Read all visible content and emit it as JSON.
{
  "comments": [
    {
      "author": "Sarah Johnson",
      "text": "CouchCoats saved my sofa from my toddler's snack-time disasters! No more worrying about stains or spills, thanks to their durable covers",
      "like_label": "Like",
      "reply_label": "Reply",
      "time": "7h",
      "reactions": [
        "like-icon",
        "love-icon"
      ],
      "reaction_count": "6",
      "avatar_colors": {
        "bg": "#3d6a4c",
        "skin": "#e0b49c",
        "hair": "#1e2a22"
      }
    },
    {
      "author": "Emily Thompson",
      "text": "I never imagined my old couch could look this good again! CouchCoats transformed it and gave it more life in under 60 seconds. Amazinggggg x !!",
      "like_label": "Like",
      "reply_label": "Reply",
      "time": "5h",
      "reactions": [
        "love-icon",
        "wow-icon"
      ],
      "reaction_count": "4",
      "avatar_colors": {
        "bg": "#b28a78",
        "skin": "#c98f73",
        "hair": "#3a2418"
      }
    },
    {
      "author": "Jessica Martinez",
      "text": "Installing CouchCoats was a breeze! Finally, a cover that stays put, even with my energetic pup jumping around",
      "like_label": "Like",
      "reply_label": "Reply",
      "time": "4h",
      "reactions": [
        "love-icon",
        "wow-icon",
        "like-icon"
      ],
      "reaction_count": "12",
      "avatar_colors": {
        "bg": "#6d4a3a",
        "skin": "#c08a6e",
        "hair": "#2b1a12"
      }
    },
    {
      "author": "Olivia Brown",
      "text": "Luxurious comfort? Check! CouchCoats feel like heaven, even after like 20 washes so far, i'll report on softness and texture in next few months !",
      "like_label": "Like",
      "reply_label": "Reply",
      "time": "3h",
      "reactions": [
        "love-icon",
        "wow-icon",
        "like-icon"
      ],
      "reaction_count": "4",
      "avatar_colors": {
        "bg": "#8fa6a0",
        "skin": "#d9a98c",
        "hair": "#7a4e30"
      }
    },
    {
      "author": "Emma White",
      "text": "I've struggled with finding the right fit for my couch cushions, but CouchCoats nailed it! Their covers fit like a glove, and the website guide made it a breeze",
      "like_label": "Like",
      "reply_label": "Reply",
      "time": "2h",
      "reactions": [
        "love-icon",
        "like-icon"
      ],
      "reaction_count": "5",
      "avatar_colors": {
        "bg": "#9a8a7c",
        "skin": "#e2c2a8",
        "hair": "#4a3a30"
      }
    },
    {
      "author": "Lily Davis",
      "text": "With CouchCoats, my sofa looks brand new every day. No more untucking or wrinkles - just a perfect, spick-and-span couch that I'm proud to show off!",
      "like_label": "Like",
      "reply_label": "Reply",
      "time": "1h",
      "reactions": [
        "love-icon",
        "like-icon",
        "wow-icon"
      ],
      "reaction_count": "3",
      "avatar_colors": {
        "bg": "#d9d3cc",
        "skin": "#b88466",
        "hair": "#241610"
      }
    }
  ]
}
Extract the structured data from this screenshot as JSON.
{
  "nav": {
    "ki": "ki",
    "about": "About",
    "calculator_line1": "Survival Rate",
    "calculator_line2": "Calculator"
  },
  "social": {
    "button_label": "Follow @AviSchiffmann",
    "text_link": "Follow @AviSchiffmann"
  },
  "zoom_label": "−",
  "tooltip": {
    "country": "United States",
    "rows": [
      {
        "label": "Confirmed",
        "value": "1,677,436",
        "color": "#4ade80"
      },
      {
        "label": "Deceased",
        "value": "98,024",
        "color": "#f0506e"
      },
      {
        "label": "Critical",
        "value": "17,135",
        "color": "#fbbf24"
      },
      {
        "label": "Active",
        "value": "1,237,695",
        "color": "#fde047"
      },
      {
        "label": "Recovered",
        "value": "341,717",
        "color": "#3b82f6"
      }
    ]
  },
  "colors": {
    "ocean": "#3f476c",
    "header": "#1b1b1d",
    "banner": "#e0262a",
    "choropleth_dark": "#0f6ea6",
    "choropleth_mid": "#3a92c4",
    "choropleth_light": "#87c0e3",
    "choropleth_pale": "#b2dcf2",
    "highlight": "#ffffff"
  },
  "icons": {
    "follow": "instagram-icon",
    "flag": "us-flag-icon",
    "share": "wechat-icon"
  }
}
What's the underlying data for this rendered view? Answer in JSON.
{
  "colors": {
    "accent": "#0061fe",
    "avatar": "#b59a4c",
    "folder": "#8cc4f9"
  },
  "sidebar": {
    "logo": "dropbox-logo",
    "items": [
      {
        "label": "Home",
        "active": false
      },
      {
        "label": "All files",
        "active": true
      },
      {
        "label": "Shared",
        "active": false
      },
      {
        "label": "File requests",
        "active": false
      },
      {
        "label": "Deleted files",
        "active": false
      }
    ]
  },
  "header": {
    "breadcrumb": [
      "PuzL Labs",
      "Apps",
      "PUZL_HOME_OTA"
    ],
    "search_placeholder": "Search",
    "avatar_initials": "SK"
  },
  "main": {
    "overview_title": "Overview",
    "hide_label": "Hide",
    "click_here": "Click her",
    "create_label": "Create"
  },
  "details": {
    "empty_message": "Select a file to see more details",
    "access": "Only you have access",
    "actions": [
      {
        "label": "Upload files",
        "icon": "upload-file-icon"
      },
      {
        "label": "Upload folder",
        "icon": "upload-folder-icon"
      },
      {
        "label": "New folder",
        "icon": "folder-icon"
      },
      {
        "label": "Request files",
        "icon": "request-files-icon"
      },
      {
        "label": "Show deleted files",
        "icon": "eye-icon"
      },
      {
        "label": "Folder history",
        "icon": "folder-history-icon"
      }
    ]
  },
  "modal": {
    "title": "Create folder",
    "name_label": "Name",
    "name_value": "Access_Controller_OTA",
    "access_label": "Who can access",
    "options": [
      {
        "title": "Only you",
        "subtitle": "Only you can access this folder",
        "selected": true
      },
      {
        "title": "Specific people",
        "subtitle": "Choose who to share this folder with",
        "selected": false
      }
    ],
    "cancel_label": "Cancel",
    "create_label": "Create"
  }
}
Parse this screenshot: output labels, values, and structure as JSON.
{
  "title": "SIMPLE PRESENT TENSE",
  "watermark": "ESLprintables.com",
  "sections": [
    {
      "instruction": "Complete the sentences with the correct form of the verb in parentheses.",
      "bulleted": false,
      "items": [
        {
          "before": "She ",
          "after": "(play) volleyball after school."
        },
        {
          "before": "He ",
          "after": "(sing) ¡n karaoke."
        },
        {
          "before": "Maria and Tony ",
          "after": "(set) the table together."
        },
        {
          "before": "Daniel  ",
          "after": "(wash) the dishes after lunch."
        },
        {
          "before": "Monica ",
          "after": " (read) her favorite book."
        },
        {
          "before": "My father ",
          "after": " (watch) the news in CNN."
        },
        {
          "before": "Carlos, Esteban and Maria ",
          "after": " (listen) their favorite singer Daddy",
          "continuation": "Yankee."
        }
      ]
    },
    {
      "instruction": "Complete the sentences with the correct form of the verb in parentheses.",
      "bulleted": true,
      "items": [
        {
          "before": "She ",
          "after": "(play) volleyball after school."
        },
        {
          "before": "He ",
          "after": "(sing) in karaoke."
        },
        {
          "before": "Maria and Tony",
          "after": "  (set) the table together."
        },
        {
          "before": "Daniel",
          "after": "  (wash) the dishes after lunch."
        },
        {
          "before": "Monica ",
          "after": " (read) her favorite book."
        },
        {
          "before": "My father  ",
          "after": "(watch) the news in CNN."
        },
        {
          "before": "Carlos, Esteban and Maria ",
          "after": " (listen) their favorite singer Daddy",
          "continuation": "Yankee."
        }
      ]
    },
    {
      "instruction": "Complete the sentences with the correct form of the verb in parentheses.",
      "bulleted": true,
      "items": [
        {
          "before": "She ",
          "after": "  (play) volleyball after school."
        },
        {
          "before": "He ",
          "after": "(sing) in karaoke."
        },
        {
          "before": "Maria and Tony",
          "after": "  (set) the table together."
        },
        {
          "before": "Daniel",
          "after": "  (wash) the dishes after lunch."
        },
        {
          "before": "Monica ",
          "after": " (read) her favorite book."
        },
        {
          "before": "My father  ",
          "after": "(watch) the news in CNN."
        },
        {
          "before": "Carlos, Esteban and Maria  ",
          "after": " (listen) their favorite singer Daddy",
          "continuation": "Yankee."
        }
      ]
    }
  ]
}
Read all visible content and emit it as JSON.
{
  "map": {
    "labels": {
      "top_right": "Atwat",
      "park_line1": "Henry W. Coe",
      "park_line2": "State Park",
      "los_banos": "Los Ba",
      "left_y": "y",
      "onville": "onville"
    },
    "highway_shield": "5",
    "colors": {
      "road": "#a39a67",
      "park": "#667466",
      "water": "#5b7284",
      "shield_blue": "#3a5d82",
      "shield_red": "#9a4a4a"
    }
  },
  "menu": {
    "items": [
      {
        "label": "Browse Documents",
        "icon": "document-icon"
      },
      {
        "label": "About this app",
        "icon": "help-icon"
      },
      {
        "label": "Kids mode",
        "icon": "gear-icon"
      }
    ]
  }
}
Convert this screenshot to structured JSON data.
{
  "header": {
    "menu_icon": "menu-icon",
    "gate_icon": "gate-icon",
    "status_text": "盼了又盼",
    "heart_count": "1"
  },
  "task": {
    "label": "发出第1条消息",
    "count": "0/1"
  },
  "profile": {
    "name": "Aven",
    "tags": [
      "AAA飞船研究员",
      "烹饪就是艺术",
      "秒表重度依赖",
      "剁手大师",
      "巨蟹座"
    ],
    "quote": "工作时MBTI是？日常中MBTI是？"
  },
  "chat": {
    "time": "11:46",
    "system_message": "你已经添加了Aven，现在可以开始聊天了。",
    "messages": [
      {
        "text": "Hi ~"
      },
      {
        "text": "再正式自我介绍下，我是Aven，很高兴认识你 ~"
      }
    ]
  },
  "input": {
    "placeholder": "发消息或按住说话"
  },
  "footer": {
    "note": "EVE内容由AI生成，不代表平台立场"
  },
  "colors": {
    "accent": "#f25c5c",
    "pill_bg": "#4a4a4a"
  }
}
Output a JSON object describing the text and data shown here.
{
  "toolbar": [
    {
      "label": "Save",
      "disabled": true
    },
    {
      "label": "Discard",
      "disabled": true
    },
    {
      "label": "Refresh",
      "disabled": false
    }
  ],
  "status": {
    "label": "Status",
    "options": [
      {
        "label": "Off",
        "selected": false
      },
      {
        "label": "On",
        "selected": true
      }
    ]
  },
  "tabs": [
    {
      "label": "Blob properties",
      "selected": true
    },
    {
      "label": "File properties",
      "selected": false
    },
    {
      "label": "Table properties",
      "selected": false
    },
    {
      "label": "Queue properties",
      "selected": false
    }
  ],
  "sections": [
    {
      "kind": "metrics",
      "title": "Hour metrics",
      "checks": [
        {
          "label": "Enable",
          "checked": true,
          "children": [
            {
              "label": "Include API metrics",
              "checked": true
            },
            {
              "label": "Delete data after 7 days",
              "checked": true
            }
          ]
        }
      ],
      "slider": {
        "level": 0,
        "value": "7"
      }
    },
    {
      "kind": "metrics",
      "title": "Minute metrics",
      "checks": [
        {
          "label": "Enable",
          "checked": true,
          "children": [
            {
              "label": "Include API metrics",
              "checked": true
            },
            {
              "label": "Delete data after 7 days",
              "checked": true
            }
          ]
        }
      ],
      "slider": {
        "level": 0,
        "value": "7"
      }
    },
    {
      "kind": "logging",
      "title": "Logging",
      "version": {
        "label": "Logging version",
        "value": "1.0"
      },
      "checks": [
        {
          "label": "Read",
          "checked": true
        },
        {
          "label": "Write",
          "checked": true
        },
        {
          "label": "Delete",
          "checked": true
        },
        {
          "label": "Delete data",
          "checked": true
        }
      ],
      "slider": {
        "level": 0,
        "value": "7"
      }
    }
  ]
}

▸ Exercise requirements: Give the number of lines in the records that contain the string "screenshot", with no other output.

▸ Answer: 3